PRUNING. Proper pruning is the only way to insure a good crop each year. Incorrect or no pruning will cause a rapid decline in production. Prune in late winter or early spring (February-March) before the buds begin to swell. Sap may run freely from the cut cane. This ‘bleeding’ does not harm the plant. Once established on an arbor or trellis, grape vines must be pruned each year. Grapes are produced on vines from the previous season. These one-year old canes are about the size of a lead pencil with nodes where the buds are located about 5 to 6 inches apart. When pruning, select 4 to 6 canes with 10 to 12 buds each. Once fruiting canes have been selected, cut off all other vines, but be sure to leave several two-bud spurs (canes) near the main stem for the next year. Tie all canes loosely to the arbor or trellis. In spring when growth begins, the main bud on each node will begin to swell. As the bud breaks, a single vine will develop which may be 3 to 6 feet long. From the bud at each node will come the fruit and foliage.
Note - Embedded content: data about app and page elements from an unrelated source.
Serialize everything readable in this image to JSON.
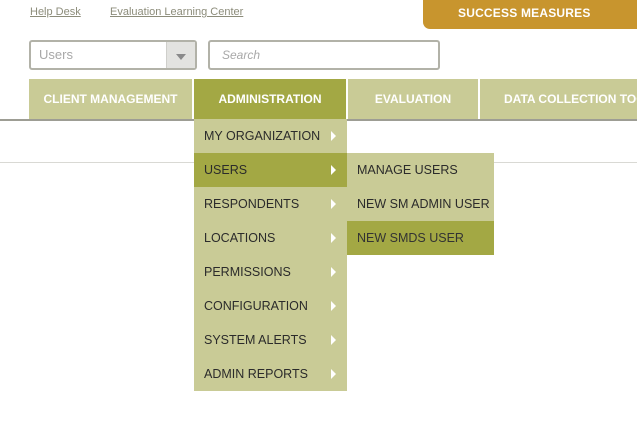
{
  "top_links": {
    "help_desk": "Help Desk",
    "learning_center": "Evaluation Learning Center"
  },
  "brand": {
    "label": "SUCCESS MEASURES"
  },
  "selector": {
    "value": "Users"
  },
  "search": {
    "placeholder": "Search"
  },
  "nav": {
    "tabs": [
      {
        "label": "CLIENT MANAGEMENT"
      },
      {
        "label": "ADMINISTRATION"
      },
      {
        "label": "EVALUATION"
      },
      {
        "label": "DATA COLLECTION TOOLS"
      }
    ]
  },
  "admin_menu": {
    "items": [
      {
        "label": "MY ORGANIZATION"
      },
      {
        "label": "USERS"
      },
      {
        "label": "RESPONDENTS"
      },
      {
        "label": "LOCATIONS"
      },
      {
        "label": "PERMISSIONS"
      },
      {
        "label": "CONFIGURATION"
      },
      {
        "label": "SYSTEM ALERTS"
      },
      {
        "label": "ADMIN REPORTS"
      }
    ]
  },
  "users_submenu": {
    "items": [
      {
        "label": "MANAGE USERS"
      },
      {
        "label": "NEW SM ADMIN USER"
      },
      {
        "label": "NEW SMDS USER"
      }
    ]
  },
  "colors": {
    "brand_gold": "#c8952e",
    "nav_olive_light": "#c9cb96",
    "nav_olive_active": "#a3a844"
  }
}
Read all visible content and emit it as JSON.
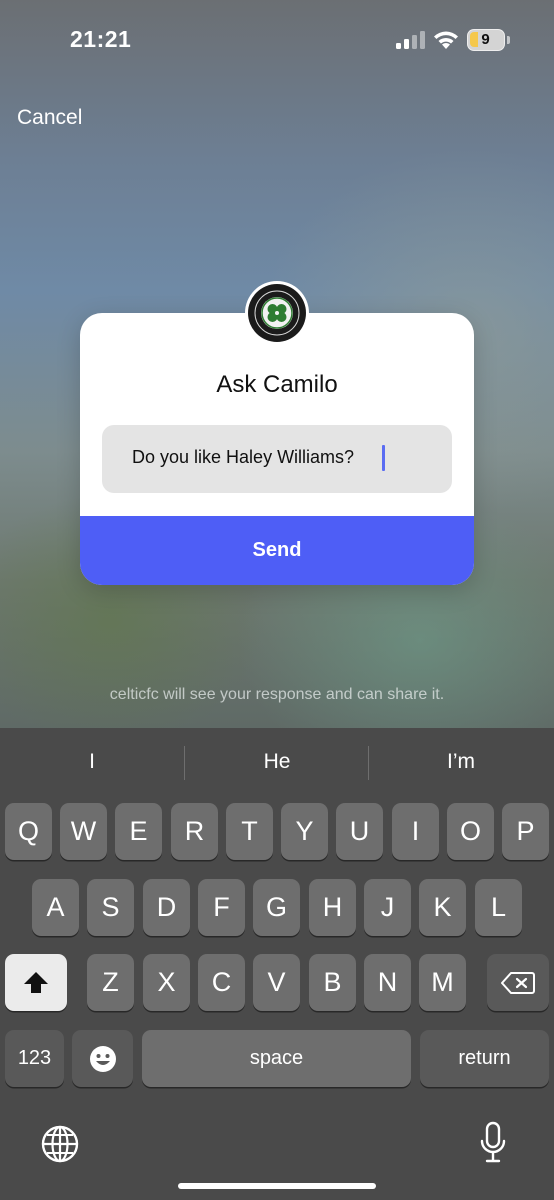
{
  "status": {
    "time": "21:21",
    "battery": "9"
  },
  "header": {
    "cancel_label": "Cancel"
  },
  "card": {
    "title": "Ask Camilo",
    "question": "Do you like Haley Williams?",
    "send_label": "Send"
  },
  "notice": "celticfc will see your response and can share it.",
  "keyboard": {
    "suggestions": [
      "I",
      "He",
      "I’m"
    ],
    "row1": [
      "Q",
      "W",
      "E",
      "R",
      "T",
      "Y",
      "U",
      "I",
      "O",
      "P"
    ],
    "row2": [
      "A",
      "S",
      "D",
      "F",
      "G",
      "H",
      "J",
      "K",
      "L"
    ],
    "row3": [
      "Z",
      "X",
      "C",
      "V",
      "B",
      "N",
      "M"
    ],
    "numbers_label": "123",
    "space_label": "space",
    "return_label": "return"
  },
  "icons": {
    "signal": "cellular-signal-icon",
    "wifi": "wifi-icon",
    "battery": "battery-icon",
    "avatar": "celtic-fc-crest",
    "shift": "shift-icon",
    "delete": "delete-icon",
    "emoji": "emoji-icon",
    "globe": "globe-icon",
    "mic": "microphone-icon"
  },
  "colors": {
    "accent": "#4e5ef6",
    "caret": "#5a6cf2",
    "battery_fill": "#f5c84b"
  }
}
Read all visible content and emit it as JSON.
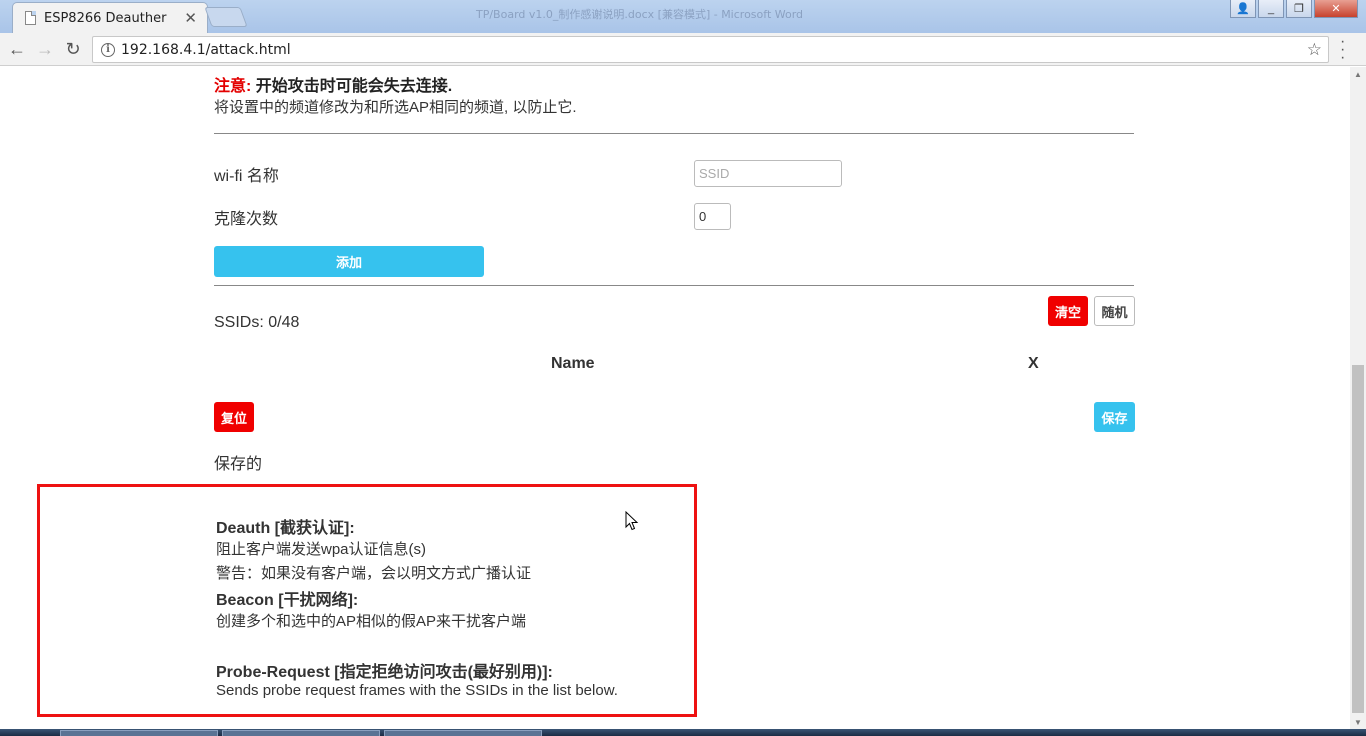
{
  "browser": {
    "tab_title": "ESP8266 Deauther",
    "tab_close": "✕",
    "background_window_title": "TP/Board v1.0_制作感谢说明.docx [兼容模式] - Microsoft Word",
    "url": "192.168.4.1/attack.html",
    "back": "←",
    "forward": "→",
    "reload": "↻",
    "star": "☆",
    "info": "i",
    "window_minimize": "_",
    "window_restore": "❐",
    "window_close": "✕"
  },
  "notice": {
    "label": "注意:",
    "text": " 开始攻击时可能会失去连接.",
    "sub": "将设置中的频道修改为和所选AP相同的频道, 以防止它."
  },
  "form": {
    "ssid_label": "wi-fi 名称",
    "ssid_placeholder": "SSID",
    "clone_label": "克隆次数",
    "clone_value": "0",
    "add_button": "添加"
  },
  "ssid_list": {
    "count_text": "SSIDs: 0/48",
    "clear_button": "清空",
    "random_button": "随机",
    "col_name": "Name",
    "col_x": "X",
    "reset_button": "复位",
    "save_button": "保存",
    "saved_text": "保存的"
  },
  "info": {
    "deauth_title": "Deauth [截获认证]:",
    "deauth_desc1": "阻止客户端发送wpa认证信息(s)",
    "deauth_desc2": "警告：如果没有客户端，会以明文方式广播认证",
    "beacon_title": "Beacon [干扰网络]:",
    "beacon_desc": "创建多个和选中的AP相似的假AP来干扰客户端",
    "probe_title": "Probe-Request [指定拒绝访问攻击(最好别用)]:",
    "probe_desc": "Sends probe request frames with the SSIDs in the list below."
  },
  "icons": {
    "page": "page-icon",
    "cursor": "mouse-pointer-icon"
  }
}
Three or more bunches of grapes may develop on each new cane. It’s not uncommon for the first 1 or 2 buds on each cane to fail to grow.
FERTILIZER. Productive grape vines are heavy feeders. Apply a complete fertilizer such as 8-8-8 or about one bushel of rotted manure to the soil under the vines of each plant in late fall or very early spring. If vines are growing excessively, stop fertilization as late season growth can lead to winter damage.DISEASE & INSECT CONTROL. Good sanitation is key to controlling insects and diseases. Be sure to remove and destroy any dried fruits or leaves from the vines. A dormant spray is very effective and should be applied in early spring before the dormant buds swell and leaves appear. When used with good sanitation practices, much less spraying is needed during the growing season.